— TASK BRIEF —
Looking at the records below, state how many lines include the string "thumb" and add nothing further.

[Excerpts from an interface dataset]
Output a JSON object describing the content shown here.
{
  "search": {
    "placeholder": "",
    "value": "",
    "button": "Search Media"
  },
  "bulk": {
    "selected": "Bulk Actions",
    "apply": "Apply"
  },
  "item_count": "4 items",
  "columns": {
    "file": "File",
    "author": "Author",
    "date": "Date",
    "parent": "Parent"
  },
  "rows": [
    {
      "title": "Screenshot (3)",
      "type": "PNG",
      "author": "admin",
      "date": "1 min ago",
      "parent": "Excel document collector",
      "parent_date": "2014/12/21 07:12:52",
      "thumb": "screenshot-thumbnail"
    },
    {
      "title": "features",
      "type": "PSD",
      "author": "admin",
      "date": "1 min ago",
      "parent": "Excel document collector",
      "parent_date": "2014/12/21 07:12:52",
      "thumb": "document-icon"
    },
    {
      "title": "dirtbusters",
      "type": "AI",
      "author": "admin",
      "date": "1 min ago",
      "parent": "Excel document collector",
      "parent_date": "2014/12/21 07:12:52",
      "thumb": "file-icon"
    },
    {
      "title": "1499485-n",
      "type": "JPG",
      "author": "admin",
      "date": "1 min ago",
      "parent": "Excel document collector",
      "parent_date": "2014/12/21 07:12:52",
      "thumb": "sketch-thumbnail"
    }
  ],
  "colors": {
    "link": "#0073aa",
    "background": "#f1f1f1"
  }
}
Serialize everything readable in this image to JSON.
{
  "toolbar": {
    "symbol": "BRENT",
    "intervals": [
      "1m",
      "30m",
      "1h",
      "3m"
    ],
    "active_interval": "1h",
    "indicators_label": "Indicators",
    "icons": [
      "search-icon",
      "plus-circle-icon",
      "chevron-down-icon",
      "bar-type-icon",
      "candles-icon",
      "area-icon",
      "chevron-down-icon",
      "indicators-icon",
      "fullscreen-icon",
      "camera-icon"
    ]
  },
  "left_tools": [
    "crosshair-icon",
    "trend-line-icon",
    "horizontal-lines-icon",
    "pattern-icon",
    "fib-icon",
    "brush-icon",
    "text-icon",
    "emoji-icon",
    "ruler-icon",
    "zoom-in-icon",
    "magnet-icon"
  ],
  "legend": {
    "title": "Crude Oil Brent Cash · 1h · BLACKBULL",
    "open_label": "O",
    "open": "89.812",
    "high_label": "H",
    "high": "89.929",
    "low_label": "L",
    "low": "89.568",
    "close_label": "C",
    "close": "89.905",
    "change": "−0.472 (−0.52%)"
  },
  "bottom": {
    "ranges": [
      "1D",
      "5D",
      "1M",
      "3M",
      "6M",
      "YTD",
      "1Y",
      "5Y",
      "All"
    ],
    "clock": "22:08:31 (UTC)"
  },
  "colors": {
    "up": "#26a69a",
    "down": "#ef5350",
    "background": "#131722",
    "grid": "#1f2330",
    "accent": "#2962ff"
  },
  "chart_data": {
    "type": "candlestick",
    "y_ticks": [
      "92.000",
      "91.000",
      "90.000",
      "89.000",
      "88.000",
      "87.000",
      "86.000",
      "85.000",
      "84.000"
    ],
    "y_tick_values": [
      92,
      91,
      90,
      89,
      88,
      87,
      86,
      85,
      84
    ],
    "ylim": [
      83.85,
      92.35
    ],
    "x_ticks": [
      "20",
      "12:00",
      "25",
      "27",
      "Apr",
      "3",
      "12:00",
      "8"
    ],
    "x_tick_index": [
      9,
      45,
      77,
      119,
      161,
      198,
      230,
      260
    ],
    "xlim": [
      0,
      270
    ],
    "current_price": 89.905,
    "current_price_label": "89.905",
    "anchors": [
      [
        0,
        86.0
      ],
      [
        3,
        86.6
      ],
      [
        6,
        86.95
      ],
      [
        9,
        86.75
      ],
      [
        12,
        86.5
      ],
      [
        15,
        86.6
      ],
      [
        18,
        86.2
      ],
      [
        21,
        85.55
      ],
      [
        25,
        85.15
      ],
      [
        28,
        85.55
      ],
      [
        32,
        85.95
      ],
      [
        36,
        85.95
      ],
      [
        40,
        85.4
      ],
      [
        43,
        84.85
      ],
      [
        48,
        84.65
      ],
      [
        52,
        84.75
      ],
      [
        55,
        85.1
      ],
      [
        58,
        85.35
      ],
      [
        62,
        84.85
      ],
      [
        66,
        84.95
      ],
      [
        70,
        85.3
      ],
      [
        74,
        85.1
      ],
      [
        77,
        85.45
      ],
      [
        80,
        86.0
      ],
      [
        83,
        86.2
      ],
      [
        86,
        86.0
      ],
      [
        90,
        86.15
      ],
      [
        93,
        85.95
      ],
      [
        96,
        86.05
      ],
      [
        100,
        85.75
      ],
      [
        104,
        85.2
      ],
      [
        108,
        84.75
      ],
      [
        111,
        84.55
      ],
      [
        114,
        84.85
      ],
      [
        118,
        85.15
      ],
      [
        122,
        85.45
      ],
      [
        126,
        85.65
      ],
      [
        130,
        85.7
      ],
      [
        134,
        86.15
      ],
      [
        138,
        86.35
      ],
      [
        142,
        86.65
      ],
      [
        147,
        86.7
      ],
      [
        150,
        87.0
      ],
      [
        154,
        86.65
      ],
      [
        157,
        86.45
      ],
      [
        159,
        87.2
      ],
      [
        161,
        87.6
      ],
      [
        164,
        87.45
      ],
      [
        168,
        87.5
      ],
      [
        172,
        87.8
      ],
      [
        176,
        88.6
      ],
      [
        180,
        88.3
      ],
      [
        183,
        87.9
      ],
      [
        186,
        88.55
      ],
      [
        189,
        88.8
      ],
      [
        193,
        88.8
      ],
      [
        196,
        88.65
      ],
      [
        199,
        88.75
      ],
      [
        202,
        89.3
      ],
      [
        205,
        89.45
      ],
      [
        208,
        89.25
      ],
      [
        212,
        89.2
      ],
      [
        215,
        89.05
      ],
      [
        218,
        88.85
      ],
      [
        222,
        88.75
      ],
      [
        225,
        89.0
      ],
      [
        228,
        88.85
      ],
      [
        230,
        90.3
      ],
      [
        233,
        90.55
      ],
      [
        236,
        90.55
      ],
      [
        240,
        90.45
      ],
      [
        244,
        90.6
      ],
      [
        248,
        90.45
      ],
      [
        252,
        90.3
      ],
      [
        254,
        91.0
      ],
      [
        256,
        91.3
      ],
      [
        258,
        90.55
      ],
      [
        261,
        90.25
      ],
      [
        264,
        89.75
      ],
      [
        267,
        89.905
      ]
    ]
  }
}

— THE COMPLETED TASK —
4